Stored data entries:
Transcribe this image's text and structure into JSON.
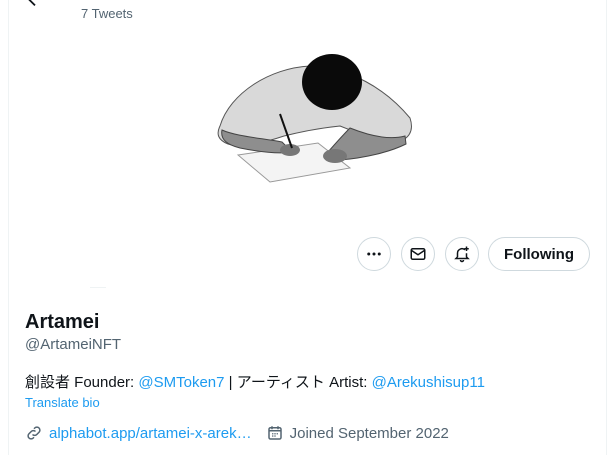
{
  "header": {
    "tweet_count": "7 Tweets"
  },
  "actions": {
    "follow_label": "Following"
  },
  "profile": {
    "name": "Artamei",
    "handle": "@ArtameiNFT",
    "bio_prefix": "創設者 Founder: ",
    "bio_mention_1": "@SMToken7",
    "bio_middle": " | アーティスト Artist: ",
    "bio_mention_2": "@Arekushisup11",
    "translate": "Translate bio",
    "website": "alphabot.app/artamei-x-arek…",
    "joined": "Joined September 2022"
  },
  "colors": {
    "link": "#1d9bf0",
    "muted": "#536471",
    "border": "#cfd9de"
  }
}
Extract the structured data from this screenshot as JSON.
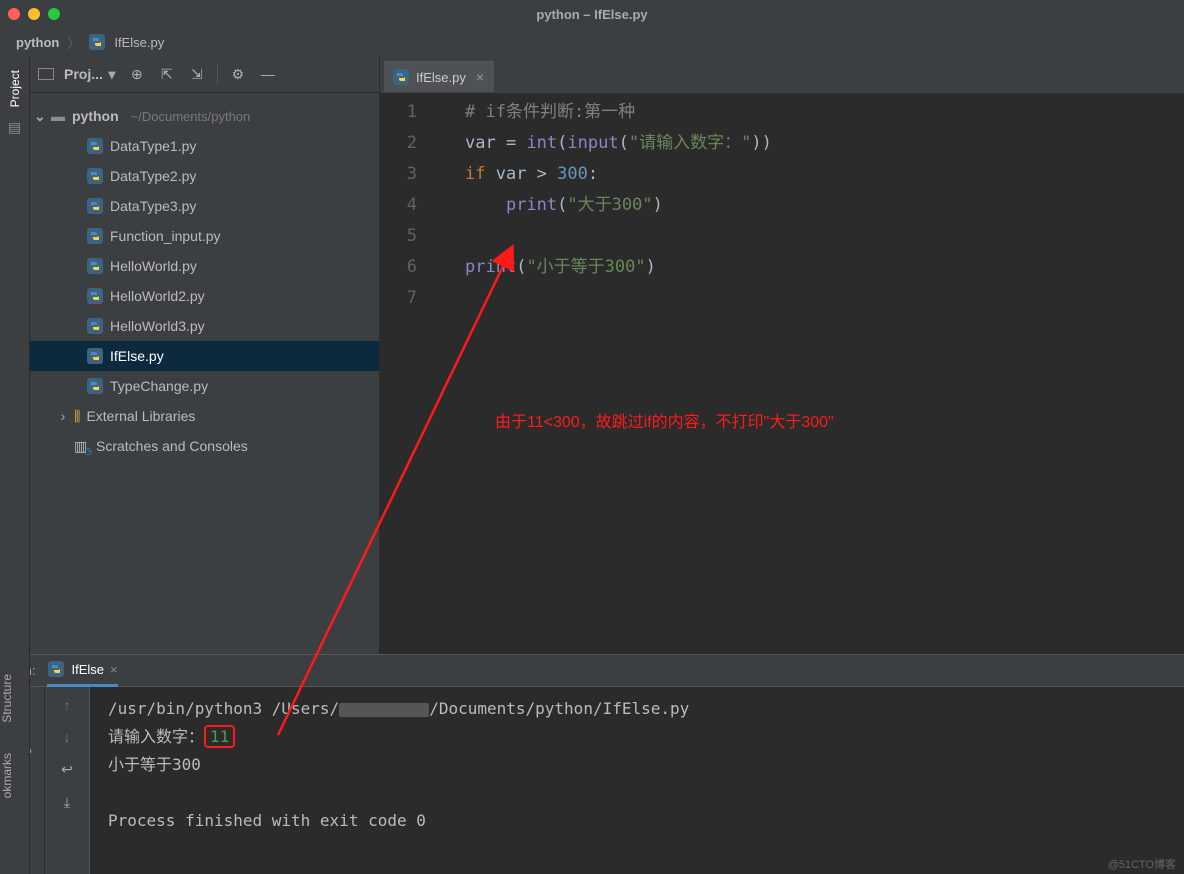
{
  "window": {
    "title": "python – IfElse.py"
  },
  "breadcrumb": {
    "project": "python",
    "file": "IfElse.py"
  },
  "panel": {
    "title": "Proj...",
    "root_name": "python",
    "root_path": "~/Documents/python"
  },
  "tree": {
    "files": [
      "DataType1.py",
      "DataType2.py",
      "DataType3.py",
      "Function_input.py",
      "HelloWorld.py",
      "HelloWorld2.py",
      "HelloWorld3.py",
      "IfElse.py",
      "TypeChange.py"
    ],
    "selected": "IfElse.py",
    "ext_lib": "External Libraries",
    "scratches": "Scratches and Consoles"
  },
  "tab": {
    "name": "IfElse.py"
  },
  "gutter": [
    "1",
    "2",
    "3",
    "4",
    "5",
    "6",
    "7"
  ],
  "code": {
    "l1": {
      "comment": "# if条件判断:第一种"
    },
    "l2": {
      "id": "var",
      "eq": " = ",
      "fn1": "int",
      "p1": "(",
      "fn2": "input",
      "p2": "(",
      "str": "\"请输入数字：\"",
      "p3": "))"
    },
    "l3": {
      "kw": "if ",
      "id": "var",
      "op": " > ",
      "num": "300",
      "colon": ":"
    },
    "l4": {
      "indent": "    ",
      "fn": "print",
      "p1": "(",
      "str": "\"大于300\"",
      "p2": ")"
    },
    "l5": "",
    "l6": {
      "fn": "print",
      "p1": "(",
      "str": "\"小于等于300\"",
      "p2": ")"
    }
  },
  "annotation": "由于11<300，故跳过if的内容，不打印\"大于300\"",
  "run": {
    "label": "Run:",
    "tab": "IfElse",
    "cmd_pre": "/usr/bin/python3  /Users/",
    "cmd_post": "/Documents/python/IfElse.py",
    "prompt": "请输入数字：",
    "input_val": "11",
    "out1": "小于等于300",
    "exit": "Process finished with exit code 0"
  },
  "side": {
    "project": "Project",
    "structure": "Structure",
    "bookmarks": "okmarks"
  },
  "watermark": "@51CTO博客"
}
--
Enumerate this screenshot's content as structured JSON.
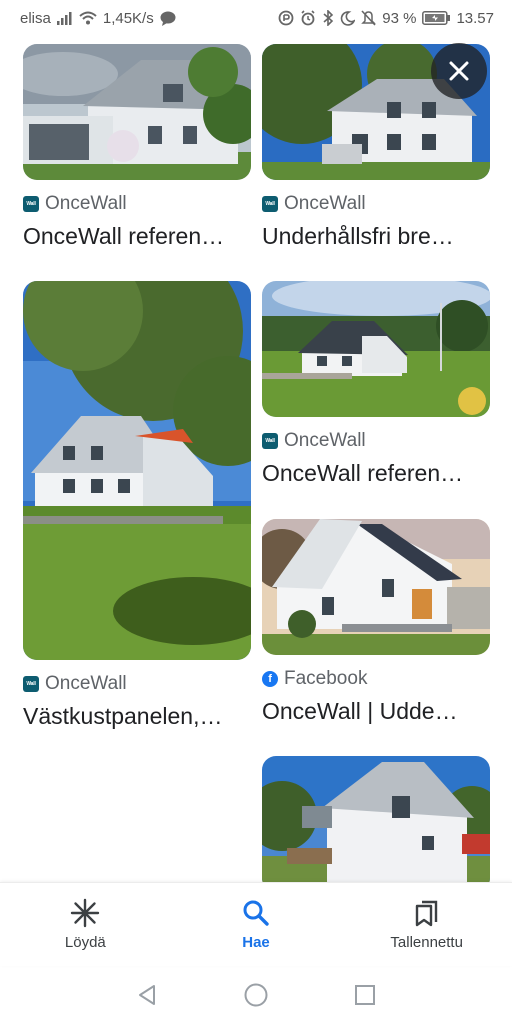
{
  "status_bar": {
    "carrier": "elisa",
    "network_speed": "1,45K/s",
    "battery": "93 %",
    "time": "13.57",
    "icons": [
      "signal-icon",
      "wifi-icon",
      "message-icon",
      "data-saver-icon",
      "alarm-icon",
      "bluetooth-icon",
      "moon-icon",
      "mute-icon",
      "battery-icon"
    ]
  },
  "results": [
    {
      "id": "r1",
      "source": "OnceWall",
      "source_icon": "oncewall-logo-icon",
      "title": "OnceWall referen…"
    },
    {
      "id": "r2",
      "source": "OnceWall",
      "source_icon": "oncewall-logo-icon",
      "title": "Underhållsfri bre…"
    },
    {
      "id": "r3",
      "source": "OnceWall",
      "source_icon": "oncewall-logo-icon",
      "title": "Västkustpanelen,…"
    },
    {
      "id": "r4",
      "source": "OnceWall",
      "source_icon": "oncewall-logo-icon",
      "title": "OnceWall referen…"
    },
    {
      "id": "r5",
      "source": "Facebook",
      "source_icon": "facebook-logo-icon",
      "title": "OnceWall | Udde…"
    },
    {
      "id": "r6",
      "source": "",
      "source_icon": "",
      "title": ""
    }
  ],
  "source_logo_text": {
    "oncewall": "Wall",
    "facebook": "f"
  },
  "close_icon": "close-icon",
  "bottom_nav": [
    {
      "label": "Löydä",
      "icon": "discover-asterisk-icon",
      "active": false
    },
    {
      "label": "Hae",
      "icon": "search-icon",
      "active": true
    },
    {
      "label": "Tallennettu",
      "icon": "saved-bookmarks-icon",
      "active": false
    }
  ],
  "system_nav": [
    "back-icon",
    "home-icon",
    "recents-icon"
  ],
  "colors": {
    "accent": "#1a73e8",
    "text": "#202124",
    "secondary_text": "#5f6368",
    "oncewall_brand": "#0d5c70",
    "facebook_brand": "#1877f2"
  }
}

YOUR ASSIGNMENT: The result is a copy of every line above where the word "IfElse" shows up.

THE ANSWER:
    "title": "python – IfElse.py"
    "file": "IfElse.py"
      "IfElse.py",
    "selected": "IfElse.py",
    "name": "IfElse.py"
    "tab": "IfElse",
    "cmd_post": "/Documents/python/IfElse.py",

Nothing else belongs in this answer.